To transition a propagated Philodendron from water to soil, follow these steps:

1. Prepare a well-draining potting mix by combining equal parts of peat moss, perlite, and potting soil.

2. Choose a suitable pot that has drainage holes at the bottom.

3. Gently remove the plant from the water, taking care not to damage the roots.

4. Place the plant in the new pot, ensuring that the roots are spread out evenly.

5. Add the prepared potting mix around the roots, gently firming it to provide stability.

6. Water the plant thoroughly to help it settle into the soil. For information on how often to water a ZZ plant, refer to our guide.

7. Place the pot in a location that receives bright, indirect sunlight.

Pro-tip: Transitioning from water to soil requires maintaining a consistent watering schedule to keep the soil evenly moist but not waterlogged. Monitor the plant closely during the transition period, ensuring it does not undergo drastic changes in light or temperature conditions. Once the plant has successfully transitioned to soil, continue to provide it with proper care and regular fertilization to support healthy growth.

Tips and Best Practices for Successful Philodendron Propagation in Water

To successfully propagate a Philodendron in water, it is important to follow these tips and best practices:

  1. Choose a healthy Philodendron plant with strong, well-developed stems and leaves.
  2. Using clean, sharp pruning shears, cut a stem from the parent plant just below a node.
  3. Remove any lower leaves on the stem that might come into contact with the water.
  4. Place the cutting in a container filled with clean, room temperature water.
  5. Make sure that at least one or two nodes are submerged in the water to encourage root growth.
  6. Position the container in a location that receives bright, indirect light.
  7. Regularly check the water level and top it up as necessary to keep the nodes submerged.
  8. Change the water every week or when it becomes cloudy to prevent the growth of harmful bacteria.
  9. Patience is key. Allow the cutting to develop roots, which can take several weeks or even a few months.
  10. Once the roots are at least an inch long and well-established, carefully transfer the cutting into a well-draining potting mix.
  11. Continue to provide the newly potted Aloe Vera with adequate light, water, and humidity to promote healthy growth.

By following these tips and best practices, you will greatly increase your chances of successfully propagating a Philodendron in water. Remember to be patient and attentive throughout the process to cultivate a thriving new plant.

Frequently Asked Questions

How to Propagate a Philodendron in Water?
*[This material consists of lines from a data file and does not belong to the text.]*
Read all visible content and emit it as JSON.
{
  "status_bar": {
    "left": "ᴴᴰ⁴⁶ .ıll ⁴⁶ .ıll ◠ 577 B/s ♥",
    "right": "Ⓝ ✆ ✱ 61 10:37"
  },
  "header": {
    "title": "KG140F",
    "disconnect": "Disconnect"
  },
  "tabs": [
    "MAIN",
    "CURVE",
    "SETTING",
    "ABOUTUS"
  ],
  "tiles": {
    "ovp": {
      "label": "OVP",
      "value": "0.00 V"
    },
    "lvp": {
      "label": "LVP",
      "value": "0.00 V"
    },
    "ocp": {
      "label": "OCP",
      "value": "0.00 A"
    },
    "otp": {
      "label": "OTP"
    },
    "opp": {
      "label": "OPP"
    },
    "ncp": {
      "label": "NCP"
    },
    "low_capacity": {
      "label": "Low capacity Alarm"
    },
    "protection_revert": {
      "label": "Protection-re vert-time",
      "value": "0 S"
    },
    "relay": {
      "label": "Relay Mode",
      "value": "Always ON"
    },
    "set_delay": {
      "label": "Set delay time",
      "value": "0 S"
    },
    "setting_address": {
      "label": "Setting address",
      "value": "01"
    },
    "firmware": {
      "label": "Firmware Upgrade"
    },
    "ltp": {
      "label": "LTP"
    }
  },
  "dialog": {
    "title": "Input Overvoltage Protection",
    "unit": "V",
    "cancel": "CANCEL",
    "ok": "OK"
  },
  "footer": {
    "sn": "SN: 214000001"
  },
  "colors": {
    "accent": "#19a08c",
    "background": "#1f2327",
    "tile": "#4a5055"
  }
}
To propagate a philodendron in water, follow these simple steps:

  • Take a six-inch cutting from a mature philodendron plant.
  • Remove the leaves from the bottom half of the stem.
  • Place the cutting in a glass or jar of water, making sure the nodes are fully submerged.
  • Change the water every few days to keep it fresh.
  • After a few weeks, the cutting should develop new roots.
  • Once the roots are at least one inch long, you can plant the cutting in soil.

What type of container should I use to propagate a philodendron in water?
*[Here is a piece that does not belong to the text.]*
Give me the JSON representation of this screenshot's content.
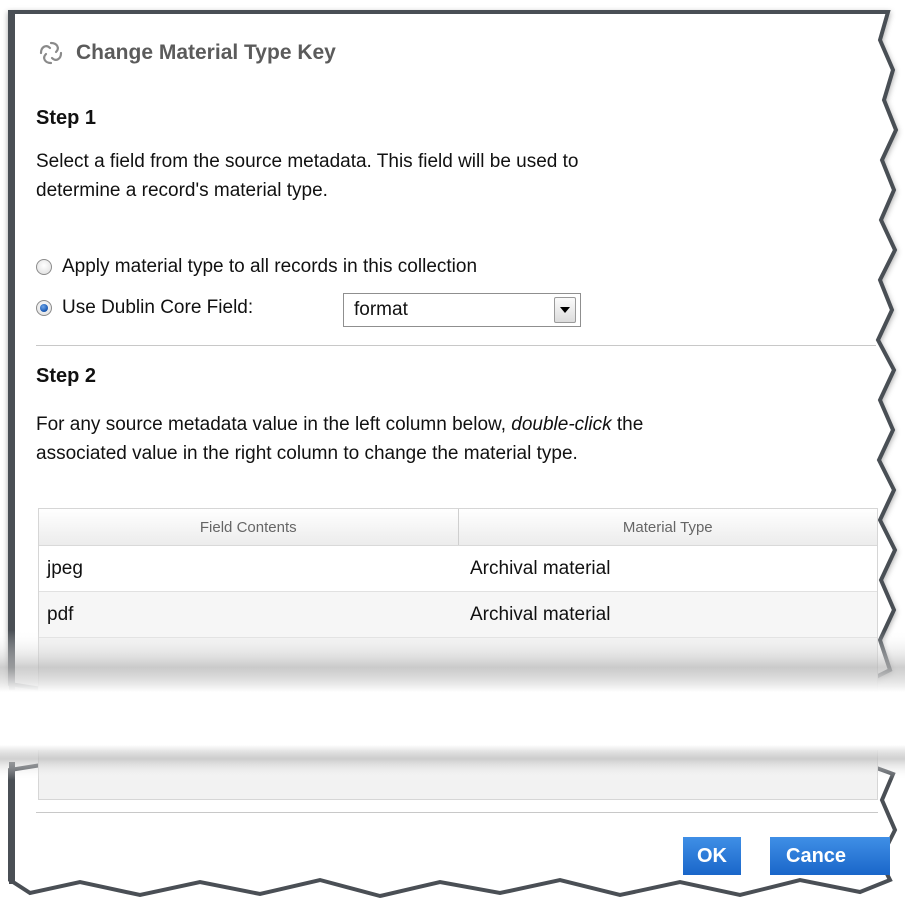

For propagating a philodendron in water, you can use a glass or jar. Make sure the container is clean and large enough to accommodate the cutting with at least one node submerged.

How often should I change the water when propagating a philodendron in water?
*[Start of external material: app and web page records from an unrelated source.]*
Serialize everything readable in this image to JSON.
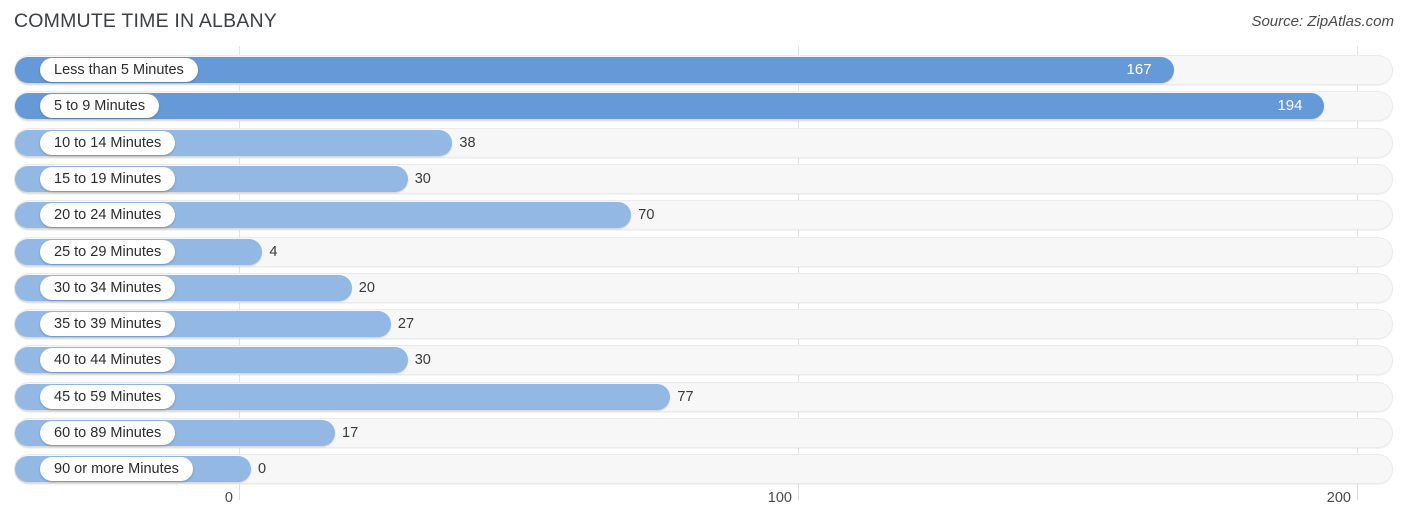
{
  "header": {
    "title": "COMMUTE TIME IN ALBANY",
    "source": "Source: ZipAtlas.com"
  },
  "colors": {
    "bar_strong": "#6699d8",
    "bar_light": "#93b8e4",
    "track": "#f7f7f7",
    "track_border": "#ebebeb",
    "gridline": "#e3e3e3",
    "title_text": "#3c4043",
    "value_text": "#37393b",
    "value_text_inside": "#ffffff"
  },
  "chart_data": {
    "type": "bar",
    "orientation": "horizontal",
    "title": "COMMUTE TIME IN ALBANY",
    "xlabel": "",
    "ylabel": "",
    "xlim": [
      0,
      200
    ],
    "grid": true,
    "legend": "none",
    "xticks": [
      "0",
      "100",
      "200"
    ],
    "xtick_values": [
      0,
      100,
      200
    ],
    "categories": [
      "Less than 5 Minutes",
      "5 to 9 Minutes",
      "10 to 14 Minutes",
      "15 to 19 Minutes",
      "20 to 24 Minutes",
      "25 to 29 Minutes",
      "30 to 34 Minutes",
      "35 to 39 Minutes",
      "40 to 44 Minutes",
      "45 to 59 Minutes",
      "60 to 89 Minutes",
      "90 or more Minutes"
    ],
    "values": [
      167,
      194,
      38,
      30,
      70,
      4,
      20,
      27,
      30,
      77,
      17,
      0
    ],
    "value_labels": [
      "167",
      "194",
      "38",
      "30",
      "70",
      "4",
      "20",
      "27",
      "30",
      "77",
      "17",
      "0"
    ]
  },
  "rows": [
    {
      "label": "Less than 5 Minutes",
      "value": 167,
      "value_label": "167",
      "label_inside": true
    },
    {
      "label": "5 to 9 Minutes",
      "value": 194,
      "value_label": "194",
      "label_inside": true
    },
    {
      "label": "10 to 14 Minutes",
      "value": 38,
      "value_label": "38",
      "label_inside": false
    },
    {
      "label": "15 to 19 Minutes",
      "value": 30,
      "value_label": "30",
      "label_inside": false
    },
    {
      "label": "20 to 24 Minutes",
      "value": 70,
      "value_label": "70",
      "label_inside": false
    },
    {
      "label": "25 to 29 Minutes",
      "value": 4,
      "value_label": "4",
      "label_inside": false
    },
    {
      "label": "30 to 34 Minutes",
      "value": 20,
      "value_label": "20",
      "label_inside": false
    },
    {
      "label": "35 to 39 Minutes",
      "value": 27,
      "value_label": "27",
      "label_inside": false
    },
    {
      "label": "40 to 44 Minutes",
      "value": 30,
      "value_label": "30",
      "label_inside": false
    },
    {
      "label": "45 to 59 Minutes",
      "value": 77,
      "value_label": "77",
      "label_inside": false
    },
    {
      "label": "60 to 89 Minutes",
      "value": 17,
      "value_label": "17",
      "label_inside": false
    },
    {
      "label": "90 or more Minutes",
      "value": 0,
      "value_label": "0",
      "label_inside": false
    }
  ],
  "axis": {
    "ticks": [
      {
        "label": "0",
        "value": 0
      },
      {
        "label": "100",
        "value": 100
      },
      {
        "label": "200",
        "value": 200
      }
    ]
  }
}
It is recommended to change the water every few days when propagating a philodendron in water. This helps to maintain the freshness and prevent the growth of bacteria or mold.

Can I propagate a philodendron in standing water?

No, philodendrons dislike standing water. It is important to use a container with good drainage or regularly change the water when propagating a philodendron in water.

How long does it take for a philodendron cutting to develop roots in water?

Propagation in water may take three to four weeks for the philodendron cutting to develop roots that are ready for planting. However, the exact timing can vary depending on the conditions.

Can I use sphagnum moss for propagating a philodendron in water?

No, sphagnum moss is not typically used for propagating a philodendron in water. Sphagnum moss is commonly used for moss propagation, where the cutting is wrapped in damp moss to encourage root growth.

Similar Posts